I want to start this off by unequivocally stating that I’m a girls kinda girl. I’m not the type to sit around complaining about how women are “so this” or “so that” or “ so difficult to work with”. I am more than loyal to my kind. That said.
The best supervisor I ever had was a man. On top of this, he was an ethically suspect, morally dubious man. I liked him a lot as a person but he was the opposite of role model material, a fact he would repeat to me ad naseuem. For the most part, not being like him was good advice, and yet, he stands out among a string of warm and supportive female supervisors as the one who gave me the best career advice and most fiercely protected my rights as employee.
He was the first person to ever teach me to stand up for myself, navigate tricky situation and market myself effectively. In effect he was one of the first person who taught me to value myself equally to other people.
I always wondered why his advice was so helpful and after reading this book, I know why, because men are socialized differently.
Girls are taught to serve others, to facilitate communication, to value the group over the individual and to be modest. As young girls we are rewarded for these skills. Boys are generally taught the opposite, they are taught to be competitive, assertive and strategic.

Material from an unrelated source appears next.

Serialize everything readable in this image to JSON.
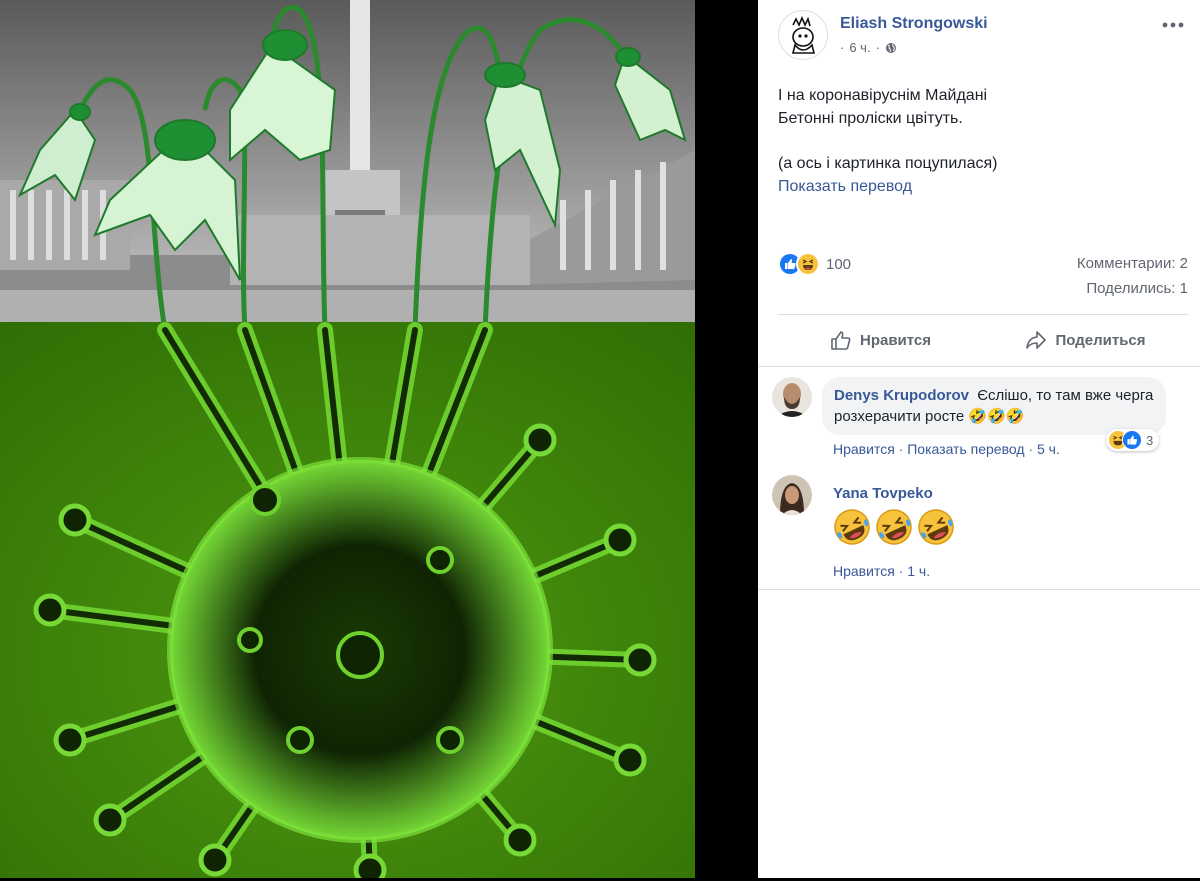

Trouble is, the skills that serve you well as a small child, while valued in the workplace are generally not rewarded. Lois Frankel very specifically chooses the phrase “nice girls” in her title. Her argument is that women need to re-examine the skills they learned as children and work on asserting themselves as adult women. I personally don’t have a specific ambition to have “a corner office” but I think this book should be read by all women, regardless of whether or not they are even working outside the home because at it’s heart this book is not about ambition it’s about asserting your self-worth, something that women are taught to value too little.